    --color-output / -C and --monochrome-output / -M:
    By default, jq outputs colored JSON if writing to a terminal.
    You can force it to produce color even if writing to a pipe
    or a file using -C, and disable color with -M.
  • less -R:

    Like -r, but only ANSI "color" escape sequences are output in
    "raw" form. Unlike -r, the screen appearance is maintained
    correctly in most cases. ANSI "color" escape sequences are
    sequences of the form:
        ESC [ ... m
    where the "..." is zero or more color specification characters.
    For the purpose of keeping track of screen appearance, ANSI color
    escape sequences are assumed to not move the cursor. [...]

Top comments (2)

hi_artem profile image

Great tip. I imagine it can also be used with other CLI tools dumping ANSI color codes.

sshine profile image
Simon Shine

Yes, definitely!
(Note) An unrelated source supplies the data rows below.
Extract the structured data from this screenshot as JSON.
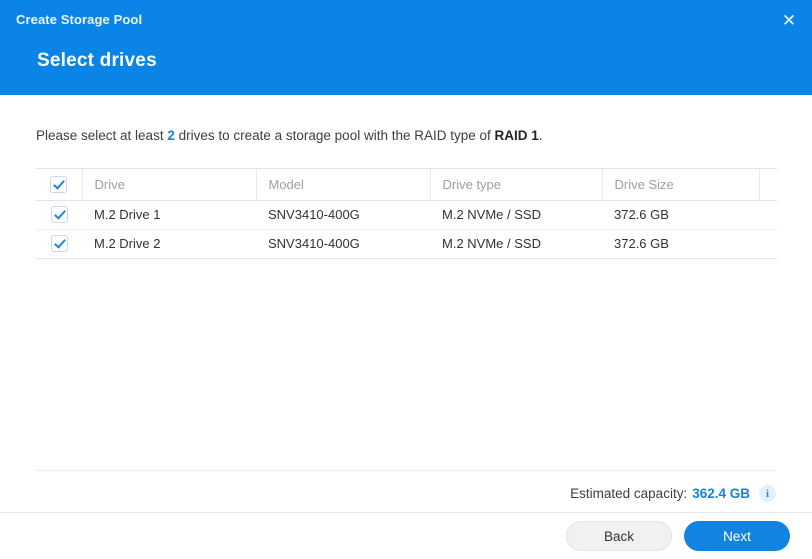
{
  "dialog": {
    "title": "Create Storage Pool",
    "close_icon": "close-icon",
    "step_title": "Select drives"
  },
  "instruction": {
    "prefix": "Please select at least ",
    "min_drives": "2",
    "middle": " drives to create a storage pool with the RAID type of ",
    "raid_type": "RAID 1",
    "suffix": "."
  },
  "table": {
    "select_all_checked": true,
    "columns": [
      {
        "key": "check",
        "label": ""
      },
      {
        "key": "drive",
        "label": "Drive"
      },
      {
        "key": "model",
        "label": "Model"
      },
      {
        "key": "type",
        "label": "Drive type"
      },
      {
        "key": "size",
        "label": "Drive Size"
      },
      {
        "key": "extra",
        "label": ""
      }
    ],
    "rows": [
      {
        "checked": true,
        "drive": "M.2 Drive 1",
        "model": "SNV3410-400G",
        "type": "M.2 NVMe / SSD",
        "size": "372.6 GB"
      },
      {
        "checked": true,
        "drive": "M.2 Drive 2",
        "model": "SNV3410-400G",
        "type": "M.2 NVMe / SSD",
        "size": "372.6 GB"
      }
    ]
  },
  "capacity": {
    "label": "Estimated capacity:",
    "value": "362.4 GB",
    "info_icon_glyph": "i"
  },
  "buttons": {
    "back": "Back",
    "next": "Next"
  },
  "colors": {
    "header_blue": "#0b84e8",
    "accent_blue": "#1283e0",
    "text_dark": "#2f3336",
    "header_text_gray": "#9aa0a6"
  }
}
This was inspired by another trick I did with ack some years ago:

What if, when you grep, it goes into pager mode when results don't fit one screen?

It means that the UNIX programs are designed well, in my opinion. :-)